[Web page and app entries]
####################

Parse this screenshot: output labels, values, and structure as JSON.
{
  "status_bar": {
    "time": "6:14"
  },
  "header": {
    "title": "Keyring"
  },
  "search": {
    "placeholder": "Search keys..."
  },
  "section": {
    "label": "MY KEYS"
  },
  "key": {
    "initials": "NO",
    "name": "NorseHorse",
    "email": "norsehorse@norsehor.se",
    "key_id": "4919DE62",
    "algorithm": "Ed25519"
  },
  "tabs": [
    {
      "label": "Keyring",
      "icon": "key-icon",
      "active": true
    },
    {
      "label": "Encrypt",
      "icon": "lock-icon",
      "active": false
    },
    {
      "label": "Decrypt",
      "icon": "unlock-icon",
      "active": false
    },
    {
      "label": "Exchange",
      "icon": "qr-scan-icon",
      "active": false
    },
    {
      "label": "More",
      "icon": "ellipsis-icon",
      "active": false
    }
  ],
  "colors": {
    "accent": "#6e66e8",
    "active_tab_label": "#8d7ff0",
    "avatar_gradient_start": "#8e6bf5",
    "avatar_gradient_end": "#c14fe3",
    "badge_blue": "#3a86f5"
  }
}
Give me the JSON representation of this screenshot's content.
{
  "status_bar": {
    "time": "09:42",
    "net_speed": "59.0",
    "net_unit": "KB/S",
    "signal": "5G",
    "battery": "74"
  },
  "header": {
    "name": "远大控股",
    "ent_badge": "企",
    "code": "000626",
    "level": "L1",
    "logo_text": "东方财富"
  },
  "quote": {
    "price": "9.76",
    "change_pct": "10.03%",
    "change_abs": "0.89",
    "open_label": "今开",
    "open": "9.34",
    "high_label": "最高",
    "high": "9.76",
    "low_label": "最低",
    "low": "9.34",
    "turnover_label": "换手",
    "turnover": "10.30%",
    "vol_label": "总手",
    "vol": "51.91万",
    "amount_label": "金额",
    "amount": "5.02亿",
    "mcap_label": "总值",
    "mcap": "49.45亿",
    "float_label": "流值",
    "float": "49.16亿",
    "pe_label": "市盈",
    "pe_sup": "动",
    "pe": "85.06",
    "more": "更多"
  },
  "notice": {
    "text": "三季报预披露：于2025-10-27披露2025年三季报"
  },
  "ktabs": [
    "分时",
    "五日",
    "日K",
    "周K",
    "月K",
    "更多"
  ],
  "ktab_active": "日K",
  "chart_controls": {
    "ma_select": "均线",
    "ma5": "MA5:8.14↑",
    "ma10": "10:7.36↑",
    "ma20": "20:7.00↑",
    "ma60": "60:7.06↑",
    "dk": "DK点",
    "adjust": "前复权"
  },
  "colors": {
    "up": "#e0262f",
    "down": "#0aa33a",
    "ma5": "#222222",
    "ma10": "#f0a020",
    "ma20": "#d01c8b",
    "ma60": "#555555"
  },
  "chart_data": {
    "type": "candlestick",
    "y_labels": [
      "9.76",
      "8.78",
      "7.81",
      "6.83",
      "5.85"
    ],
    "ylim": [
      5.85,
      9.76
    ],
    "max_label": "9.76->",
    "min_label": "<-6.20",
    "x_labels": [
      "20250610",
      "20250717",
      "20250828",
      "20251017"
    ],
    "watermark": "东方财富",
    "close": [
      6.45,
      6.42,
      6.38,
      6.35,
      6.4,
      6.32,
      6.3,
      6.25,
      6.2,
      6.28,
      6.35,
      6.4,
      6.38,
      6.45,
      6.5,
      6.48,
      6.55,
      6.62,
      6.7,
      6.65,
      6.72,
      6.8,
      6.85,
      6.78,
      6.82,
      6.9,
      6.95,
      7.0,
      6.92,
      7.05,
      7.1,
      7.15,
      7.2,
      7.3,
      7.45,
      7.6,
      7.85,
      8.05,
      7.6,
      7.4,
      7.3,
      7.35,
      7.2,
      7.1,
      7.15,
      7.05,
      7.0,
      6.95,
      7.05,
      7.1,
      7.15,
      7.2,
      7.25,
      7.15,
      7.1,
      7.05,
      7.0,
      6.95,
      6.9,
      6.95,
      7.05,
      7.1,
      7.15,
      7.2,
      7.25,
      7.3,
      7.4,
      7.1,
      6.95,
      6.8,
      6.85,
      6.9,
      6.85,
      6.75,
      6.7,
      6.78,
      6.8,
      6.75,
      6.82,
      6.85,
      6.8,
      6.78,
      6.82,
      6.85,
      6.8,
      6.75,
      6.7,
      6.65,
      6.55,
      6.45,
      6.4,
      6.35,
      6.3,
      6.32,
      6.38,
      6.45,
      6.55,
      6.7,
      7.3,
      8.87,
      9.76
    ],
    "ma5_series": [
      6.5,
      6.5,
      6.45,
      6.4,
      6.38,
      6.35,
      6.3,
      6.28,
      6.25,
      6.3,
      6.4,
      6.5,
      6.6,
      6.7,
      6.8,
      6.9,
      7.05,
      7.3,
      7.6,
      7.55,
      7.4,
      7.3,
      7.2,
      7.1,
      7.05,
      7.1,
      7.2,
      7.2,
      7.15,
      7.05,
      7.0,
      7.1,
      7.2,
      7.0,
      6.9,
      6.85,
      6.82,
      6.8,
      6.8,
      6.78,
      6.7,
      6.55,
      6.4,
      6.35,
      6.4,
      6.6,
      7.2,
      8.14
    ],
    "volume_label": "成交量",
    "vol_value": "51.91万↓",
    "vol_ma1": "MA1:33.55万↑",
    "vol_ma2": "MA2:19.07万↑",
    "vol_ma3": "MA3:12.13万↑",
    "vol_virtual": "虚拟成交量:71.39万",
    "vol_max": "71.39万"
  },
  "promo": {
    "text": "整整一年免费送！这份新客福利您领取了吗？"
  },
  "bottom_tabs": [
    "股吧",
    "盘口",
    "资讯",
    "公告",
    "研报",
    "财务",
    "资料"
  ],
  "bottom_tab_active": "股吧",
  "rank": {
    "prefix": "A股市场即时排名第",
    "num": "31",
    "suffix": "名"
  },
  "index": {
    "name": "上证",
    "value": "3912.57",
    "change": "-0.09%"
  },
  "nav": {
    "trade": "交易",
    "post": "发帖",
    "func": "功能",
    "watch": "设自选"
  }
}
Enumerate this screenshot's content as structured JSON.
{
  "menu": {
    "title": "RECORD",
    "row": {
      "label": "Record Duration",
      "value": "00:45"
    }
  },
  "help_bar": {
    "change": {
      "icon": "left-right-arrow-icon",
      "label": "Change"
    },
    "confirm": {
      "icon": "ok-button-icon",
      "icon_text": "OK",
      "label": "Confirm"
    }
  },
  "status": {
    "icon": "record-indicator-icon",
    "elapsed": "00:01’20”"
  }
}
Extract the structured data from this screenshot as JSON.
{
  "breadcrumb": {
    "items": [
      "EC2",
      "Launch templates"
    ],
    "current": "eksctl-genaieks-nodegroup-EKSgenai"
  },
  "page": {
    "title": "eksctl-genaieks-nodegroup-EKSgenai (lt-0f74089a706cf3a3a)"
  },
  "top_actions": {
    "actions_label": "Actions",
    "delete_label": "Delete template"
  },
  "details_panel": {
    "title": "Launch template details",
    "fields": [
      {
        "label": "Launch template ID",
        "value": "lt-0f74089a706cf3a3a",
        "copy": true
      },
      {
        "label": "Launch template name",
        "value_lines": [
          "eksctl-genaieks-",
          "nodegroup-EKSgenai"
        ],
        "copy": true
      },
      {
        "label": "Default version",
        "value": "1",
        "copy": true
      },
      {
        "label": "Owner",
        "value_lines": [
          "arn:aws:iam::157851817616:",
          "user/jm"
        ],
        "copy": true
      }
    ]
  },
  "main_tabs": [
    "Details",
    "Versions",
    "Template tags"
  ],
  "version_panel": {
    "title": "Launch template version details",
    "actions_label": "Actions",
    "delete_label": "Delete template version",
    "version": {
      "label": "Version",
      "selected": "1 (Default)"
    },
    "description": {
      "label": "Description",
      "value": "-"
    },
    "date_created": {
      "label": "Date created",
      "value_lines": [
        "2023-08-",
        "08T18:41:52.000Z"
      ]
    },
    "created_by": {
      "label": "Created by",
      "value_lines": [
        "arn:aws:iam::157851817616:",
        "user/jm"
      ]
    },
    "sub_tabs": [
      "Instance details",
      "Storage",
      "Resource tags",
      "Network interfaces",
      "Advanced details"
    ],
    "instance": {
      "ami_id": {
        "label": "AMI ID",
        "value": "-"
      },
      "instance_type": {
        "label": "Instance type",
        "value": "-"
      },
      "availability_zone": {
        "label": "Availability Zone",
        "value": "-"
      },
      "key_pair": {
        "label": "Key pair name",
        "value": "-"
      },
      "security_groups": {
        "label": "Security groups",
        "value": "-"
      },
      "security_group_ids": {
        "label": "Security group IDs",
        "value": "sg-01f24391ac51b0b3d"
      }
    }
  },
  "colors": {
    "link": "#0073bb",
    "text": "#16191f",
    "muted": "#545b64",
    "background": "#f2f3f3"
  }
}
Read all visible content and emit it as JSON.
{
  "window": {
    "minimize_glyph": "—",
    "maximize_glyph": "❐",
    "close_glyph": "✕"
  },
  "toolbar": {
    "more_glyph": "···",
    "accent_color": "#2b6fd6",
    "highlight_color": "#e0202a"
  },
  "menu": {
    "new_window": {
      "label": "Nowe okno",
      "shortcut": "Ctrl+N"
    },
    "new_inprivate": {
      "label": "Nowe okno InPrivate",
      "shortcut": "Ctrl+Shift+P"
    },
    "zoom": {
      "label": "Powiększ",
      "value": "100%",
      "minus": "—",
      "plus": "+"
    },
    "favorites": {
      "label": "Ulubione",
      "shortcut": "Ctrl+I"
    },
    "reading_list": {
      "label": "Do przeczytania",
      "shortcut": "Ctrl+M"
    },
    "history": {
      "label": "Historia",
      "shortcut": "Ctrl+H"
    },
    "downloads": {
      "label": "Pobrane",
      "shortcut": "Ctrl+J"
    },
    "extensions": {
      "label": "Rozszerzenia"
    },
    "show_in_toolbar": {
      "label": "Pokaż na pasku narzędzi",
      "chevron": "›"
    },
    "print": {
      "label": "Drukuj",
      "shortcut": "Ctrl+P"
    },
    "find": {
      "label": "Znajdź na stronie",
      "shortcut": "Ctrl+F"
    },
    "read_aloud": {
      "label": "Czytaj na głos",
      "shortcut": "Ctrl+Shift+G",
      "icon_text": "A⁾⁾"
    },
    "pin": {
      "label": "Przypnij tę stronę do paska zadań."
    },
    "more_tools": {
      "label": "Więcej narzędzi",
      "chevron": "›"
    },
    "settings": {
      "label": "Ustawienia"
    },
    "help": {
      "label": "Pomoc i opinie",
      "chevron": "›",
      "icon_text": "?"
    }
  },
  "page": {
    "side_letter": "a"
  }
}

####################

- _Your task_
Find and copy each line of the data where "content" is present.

- _Answer box_
Give me the JSON representation of this screenshot's content.
Enumerate this screenshot's content as structured JSON.
Read all visible content and emit it as JSON.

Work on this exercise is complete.